→ Required work:
The required output is a number: how many lines of the data below include the string "value".

Website and app data records:
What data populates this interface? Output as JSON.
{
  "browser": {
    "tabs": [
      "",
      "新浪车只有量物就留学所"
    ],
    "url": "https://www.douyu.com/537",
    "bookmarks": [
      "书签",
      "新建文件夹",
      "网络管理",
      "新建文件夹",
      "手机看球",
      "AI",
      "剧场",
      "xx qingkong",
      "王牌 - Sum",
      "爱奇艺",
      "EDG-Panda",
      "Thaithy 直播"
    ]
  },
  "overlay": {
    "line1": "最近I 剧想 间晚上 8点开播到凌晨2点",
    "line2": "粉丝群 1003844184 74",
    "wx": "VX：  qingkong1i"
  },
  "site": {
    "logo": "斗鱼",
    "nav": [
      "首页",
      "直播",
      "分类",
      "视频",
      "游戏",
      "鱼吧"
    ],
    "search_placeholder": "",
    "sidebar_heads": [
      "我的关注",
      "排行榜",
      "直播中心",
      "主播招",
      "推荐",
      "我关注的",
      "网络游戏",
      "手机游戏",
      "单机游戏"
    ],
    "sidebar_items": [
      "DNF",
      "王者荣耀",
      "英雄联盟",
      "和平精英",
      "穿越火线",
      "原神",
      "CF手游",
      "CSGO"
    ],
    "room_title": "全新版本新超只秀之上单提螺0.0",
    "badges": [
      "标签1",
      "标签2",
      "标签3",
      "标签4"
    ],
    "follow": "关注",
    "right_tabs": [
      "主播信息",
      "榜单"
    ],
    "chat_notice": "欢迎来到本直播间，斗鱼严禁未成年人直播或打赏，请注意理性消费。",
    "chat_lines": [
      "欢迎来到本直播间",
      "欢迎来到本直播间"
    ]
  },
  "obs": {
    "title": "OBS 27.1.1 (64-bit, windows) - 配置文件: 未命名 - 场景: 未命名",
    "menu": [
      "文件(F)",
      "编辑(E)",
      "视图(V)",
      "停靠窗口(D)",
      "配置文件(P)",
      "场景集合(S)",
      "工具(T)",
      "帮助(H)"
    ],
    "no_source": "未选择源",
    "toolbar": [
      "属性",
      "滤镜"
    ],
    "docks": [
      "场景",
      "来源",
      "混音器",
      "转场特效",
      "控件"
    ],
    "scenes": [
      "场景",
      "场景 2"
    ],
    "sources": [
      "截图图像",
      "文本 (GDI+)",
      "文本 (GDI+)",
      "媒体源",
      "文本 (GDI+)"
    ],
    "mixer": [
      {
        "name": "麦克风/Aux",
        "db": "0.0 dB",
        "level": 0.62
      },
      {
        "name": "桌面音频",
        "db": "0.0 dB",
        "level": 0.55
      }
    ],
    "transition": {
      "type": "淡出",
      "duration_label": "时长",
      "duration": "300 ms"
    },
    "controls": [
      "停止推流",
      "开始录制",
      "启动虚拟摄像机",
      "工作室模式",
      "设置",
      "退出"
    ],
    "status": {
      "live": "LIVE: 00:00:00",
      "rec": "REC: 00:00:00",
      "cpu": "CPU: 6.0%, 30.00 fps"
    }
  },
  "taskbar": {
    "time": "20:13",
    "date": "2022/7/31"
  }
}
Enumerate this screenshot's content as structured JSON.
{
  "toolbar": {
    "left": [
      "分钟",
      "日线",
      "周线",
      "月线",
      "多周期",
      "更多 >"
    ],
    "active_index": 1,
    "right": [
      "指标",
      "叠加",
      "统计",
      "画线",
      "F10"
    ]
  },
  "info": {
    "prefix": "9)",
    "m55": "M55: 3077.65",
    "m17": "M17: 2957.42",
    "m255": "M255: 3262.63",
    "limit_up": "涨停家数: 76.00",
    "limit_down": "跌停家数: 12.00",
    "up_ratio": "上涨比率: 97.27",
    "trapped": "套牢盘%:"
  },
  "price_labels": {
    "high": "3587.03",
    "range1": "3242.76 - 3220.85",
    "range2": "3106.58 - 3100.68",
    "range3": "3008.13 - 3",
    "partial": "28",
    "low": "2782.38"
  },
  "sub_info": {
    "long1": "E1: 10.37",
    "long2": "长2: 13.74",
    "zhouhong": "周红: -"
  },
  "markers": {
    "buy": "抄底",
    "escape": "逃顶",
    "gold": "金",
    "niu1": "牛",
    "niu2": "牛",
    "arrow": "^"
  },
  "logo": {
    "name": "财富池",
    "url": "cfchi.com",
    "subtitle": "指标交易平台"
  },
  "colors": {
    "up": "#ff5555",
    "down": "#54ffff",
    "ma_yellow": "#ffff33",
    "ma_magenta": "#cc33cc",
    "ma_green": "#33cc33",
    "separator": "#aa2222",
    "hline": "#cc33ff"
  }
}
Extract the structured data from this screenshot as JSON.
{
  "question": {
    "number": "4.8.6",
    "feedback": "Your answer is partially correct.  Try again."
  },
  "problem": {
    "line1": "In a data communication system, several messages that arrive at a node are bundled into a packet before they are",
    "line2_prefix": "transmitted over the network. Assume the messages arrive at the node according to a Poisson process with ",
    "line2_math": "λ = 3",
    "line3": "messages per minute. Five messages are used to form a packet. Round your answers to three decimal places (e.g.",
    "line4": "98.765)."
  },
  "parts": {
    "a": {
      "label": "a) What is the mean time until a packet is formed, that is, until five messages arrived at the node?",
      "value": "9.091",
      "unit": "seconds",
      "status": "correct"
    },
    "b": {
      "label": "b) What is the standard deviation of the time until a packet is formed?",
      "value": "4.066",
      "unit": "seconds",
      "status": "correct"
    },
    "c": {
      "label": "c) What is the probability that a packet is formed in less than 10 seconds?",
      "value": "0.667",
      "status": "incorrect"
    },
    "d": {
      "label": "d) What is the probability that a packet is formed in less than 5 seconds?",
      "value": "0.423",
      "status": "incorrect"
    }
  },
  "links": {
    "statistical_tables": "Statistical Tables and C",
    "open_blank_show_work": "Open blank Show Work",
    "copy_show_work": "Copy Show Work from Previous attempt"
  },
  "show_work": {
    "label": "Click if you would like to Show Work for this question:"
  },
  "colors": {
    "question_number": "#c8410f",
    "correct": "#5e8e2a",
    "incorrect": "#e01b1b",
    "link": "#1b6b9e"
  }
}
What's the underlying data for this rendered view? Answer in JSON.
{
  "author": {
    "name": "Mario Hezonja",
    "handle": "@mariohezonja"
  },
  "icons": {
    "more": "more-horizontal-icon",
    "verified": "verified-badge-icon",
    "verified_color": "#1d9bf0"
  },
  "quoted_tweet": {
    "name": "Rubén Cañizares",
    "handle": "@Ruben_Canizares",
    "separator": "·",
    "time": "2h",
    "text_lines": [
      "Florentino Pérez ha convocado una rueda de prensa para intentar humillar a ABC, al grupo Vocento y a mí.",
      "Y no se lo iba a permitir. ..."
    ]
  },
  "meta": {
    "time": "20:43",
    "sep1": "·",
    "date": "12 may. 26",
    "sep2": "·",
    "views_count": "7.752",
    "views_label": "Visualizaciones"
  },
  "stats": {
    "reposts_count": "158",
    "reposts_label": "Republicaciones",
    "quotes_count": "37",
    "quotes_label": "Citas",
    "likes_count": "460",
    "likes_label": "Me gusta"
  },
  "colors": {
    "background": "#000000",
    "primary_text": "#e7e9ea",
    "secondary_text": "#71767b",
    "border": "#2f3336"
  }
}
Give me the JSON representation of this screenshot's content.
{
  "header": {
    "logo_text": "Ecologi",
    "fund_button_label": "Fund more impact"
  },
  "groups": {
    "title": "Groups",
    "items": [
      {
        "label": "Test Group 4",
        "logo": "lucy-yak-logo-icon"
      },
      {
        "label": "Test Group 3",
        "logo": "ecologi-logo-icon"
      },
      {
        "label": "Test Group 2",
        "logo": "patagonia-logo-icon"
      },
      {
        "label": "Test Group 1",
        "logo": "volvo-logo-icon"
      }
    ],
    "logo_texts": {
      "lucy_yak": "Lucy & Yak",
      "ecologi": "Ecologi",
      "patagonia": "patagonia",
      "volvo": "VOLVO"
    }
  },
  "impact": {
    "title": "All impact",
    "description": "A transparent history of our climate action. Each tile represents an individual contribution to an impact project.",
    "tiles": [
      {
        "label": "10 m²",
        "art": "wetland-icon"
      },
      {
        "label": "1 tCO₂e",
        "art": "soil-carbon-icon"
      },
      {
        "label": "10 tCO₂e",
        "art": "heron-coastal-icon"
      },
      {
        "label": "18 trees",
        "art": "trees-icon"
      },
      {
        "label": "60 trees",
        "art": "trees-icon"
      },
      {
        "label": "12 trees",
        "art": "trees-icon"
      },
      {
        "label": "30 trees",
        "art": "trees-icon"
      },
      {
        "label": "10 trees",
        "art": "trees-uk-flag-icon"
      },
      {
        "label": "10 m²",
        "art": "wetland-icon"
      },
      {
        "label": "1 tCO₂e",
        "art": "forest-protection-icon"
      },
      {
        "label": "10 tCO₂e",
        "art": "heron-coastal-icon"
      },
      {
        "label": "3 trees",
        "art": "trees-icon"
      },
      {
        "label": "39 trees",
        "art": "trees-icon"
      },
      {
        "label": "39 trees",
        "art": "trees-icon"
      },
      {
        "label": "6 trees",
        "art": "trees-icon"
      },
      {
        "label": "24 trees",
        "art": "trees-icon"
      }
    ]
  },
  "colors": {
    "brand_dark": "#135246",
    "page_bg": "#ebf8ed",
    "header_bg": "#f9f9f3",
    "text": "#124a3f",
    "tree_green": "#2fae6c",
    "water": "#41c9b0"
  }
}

→ Task response:
4